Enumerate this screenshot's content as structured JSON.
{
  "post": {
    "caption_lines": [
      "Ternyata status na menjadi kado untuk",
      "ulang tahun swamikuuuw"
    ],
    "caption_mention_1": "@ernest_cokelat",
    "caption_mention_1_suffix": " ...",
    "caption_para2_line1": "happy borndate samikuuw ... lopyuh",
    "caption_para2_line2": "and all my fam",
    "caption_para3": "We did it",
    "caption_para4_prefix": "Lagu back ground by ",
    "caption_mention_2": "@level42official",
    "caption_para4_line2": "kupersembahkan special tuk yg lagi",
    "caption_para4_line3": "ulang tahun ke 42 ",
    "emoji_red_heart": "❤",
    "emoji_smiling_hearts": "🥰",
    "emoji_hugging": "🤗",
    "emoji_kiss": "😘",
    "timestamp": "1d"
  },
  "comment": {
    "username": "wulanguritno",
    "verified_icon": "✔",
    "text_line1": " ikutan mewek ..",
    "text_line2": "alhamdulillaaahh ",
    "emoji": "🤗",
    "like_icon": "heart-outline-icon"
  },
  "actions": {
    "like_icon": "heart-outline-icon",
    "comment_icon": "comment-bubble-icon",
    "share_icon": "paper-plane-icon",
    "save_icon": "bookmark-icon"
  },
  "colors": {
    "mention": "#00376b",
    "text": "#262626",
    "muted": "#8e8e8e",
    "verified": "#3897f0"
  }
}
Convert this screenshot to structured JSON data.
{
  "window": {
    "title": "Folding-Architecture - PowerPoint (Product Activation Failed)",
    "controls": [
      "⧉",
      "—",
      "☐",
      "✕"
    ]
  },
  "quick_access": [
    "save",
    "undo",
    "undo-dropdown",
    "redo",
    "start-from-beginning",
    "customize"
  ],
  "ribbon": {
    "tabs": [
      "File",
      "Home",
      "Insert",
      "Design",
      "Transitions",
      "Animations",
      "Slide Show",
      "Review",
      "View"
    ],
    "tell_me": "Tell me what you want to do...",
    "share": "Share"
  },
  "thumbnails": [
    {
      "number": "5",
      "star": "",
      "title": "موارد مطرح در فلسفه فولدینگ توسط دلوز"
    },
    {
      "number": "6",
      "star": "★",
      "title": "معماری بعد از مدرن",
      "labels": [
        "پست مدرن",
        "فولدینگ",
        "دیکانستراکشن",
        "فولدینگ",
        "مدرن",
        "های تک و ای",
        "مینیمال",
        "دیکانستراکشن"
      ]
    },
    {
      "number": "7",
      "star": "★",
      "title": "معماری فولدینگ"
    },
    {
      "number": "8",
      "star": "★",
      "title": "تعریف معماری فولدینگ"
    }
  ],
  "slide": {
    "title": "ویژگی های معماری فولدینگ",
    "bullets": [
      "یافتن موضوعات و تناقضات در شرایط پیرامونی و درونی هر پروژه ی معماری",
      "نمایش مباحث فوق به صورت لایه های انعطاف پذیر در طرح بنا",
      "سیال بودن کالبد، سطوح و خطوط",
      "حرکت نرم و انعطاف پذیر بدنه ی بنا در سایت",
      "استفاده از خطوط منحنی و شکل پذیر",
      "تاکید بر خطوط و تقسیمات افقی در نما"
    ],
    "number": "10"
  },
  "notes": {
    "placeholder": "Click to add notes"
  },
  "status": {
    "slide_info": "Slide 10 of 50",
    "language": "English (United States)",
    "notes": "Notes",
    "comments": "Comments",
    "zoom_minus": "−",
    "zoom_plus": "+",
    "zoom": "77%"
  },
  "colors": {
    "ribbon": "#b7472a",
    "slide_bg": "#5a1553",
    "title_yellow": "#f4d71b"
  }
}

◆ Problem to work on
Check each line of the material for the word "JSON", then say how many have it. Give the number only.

◆ Answer to this exercise
2